Web page and app entries:
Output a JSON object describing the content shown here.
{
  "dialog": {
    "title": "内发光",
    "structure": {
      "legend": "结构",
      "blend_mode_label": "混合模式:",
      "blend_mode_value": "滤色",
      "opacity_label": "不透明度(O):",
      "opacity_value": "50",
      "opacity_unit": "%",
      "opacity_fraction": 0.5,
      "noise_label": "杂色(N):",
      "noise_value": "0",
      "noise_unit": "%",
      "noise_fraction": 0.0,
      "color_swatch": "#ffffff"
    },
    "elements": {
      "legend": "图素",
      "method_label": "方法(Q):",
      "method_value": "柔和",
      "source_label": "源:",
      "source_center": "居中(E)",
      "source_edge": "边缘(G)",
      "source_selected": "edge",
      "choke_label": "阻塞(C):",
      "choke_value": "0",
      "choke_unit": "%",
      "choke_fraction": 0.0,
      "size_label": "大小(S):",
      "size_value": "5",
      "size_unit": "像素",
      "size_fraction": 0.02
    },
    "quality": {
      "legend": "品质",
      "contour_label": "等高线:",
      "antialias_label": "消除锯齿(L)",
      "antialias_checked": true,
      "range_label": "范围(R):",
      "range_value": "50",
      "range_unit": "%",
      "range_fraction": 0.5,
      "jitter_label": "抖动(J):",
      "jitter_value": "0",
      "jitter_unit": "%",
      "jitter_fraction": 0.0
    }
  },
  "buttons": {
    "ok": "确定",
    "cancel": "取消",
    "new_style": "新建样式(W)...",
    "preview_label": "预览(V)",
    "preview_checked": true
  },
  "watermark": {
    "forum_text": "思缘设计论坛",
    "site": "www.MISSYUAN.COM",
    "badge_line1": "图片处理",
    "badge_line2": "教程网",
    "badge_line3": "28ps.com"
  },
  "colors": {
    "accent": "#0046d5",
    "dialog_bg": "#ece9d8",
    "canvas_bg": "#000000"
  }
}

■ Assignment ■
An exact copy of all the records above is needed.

■ Reply ■
Output a JSON object describing the content shown here.
{
  "dialog": {
    "title": "内发光",
    "structure": {
      "legend": "结构",
      "blend_mode_label": "混合模式:",
      "blend_mode_value": "滤色",
      "opacity_label": "不透明度(O):",
      "opacity_value": "50",
      "opacity_unit": "%",
      "opacity_fraction": 0.5,
      "noise_label": "杂色(N):",
      "noise_value": "0",
      "noise_unit": "%",
      "noise_fraction": 0.0,
      "color_swatch": "#ffffff"
    },
    "elements": {
      "legend": "图素",
      "method_label": "方法(Q):",
      "method_value": "柔和",
      "source_label": "源:",
      "source_center": "居中(E)",
      "source_edge": "边缘(G)",
      "source_selected": "edge",
      "choke_label": "阻塞(C):",
      "choke_value": "0",
      "choke_unit": "%",
      "choke_fraction": 0.0,
      "size_label": "大小(S):",
      "size_value": "5",
      "size_unit": "像素",
      "size_fraction": 0.02
    },
    "quality": {
      "legend": "品质",
      "contour_label": "等高线:",
      "antialias_label": "消除锯齿(L)",
      "antialias_checked": true,
      "range_label": "范围(R):",
      "range_value": "50",
      "range_unit": "%",
      "range_fraction": 0.5,
      "jitter_label": "抖动(J):",
      "jitter_value": "0",
      "jitter_unit": "%",
      "jitter_fraction": 0.0
    }
  },
  "buttons": {
    "ok": "确定",
    "cancel": "取消",
    "new_style": "新建样式(W)...",
    "preview_label": "预览(V)",
    "preview_checked": true
  },
  "watermark": {
    "forum_text": "思缘设计论坛",
    "site": "www.MISSYUAN.COM",
    "badge_line1": "图片处理",
    "badge_line2": "教程网",
    "badge_line3": "28ps.com"
  },
  "colors": {
    "accent": "#0046d5",
    "dialog_bg": "#ece9d8",
    "canvas_bg": "#000000"
  }
}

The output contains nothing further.